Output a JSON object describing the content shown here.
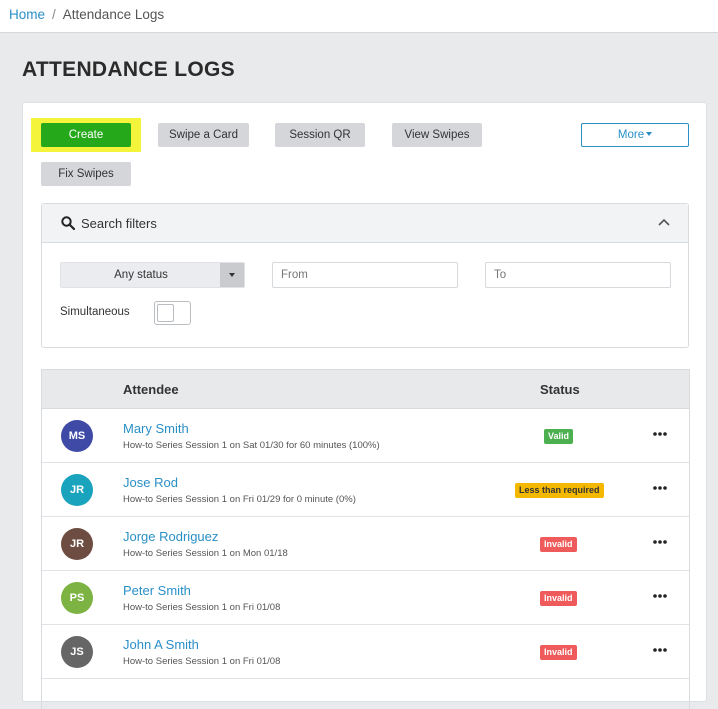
{
  "breadcrumb": {
    "home": "Home",
    "separator": "/",
    "current": "Attendance Logs"
  },
  "page": {
    "title": "ATTENDANCE LOGS"
  },
  "toolbar": {
    "create_label": "Create",
    "swipe_card_label": "Swipe a Card",
    "session_qr_label": "Session QR",
    "view_swipes_label": "View Swipes",
    "more_label": "More",
    "fix_swipes_label": "Fix Swipes"
  },
  "filters": {
    "title": "Search filters",
    "status_value": "Any status",
    "from_placeholder": "From",
    "to_placeholder": "To",
    "simultaneous_label": "Simultaneous",
    "simultaneous_on": false
  },
  "table": {
    "headers": {
      "attendee": "Attendee",
      "status": "Status"
    },
    "rows": [
      {
        "initials": "MS",
        "avatar_color": "#3f4aa6",
        "name": "Mary Smith",
        "detail": "How-to Series Session 1 on Sat 01/30 for 60 minutes (100%)",
        "status": "Valid",
        "status_color": "#4caf50"
      },
      {
        "initials": "JR",
        "avatar_color": "#1aa3bc",
        "name": "Jose Rod",
        "detail": "How-to Series Session 1 on Fri 01/29 for 0 minute (0%)",
        "status": "Less than required",
        "status_color": "#f5b800"
      },
      {
        "initials": "JR",
        "avatar_color": "#6d4c41",
        "name": "Jorge Rodriguez",
        "detail": "How-to Series Session 1 on Mon 01/18",
        "status": "Invalid",
        "status_color": "#ef5b5b"
      },
      {
        "initials": "PS",
        "avatar_color": "#7cb342",
        "name": "Peter Smith",
        "detail": "How-to Series Session 1 on Fri 01/08",
        "status": "Invalid",
        "status_color": "#ef5b5b"
      },
      {
        "initials": "JS",
        "avatar_color": "#666666",
        "name": "John A Smith",
        "detail": "How-to Series Session 1 on Fri 01/08",
        "status": "Invalid",
        "status_color": "#ef5b5b"
      }
    ]
  }
}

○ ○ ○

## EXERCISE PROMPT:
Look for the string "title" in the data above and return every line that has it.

## YOUR RESPONSE:
    "title": "ATTENDANCE LOGS"
    "title": "Search filters",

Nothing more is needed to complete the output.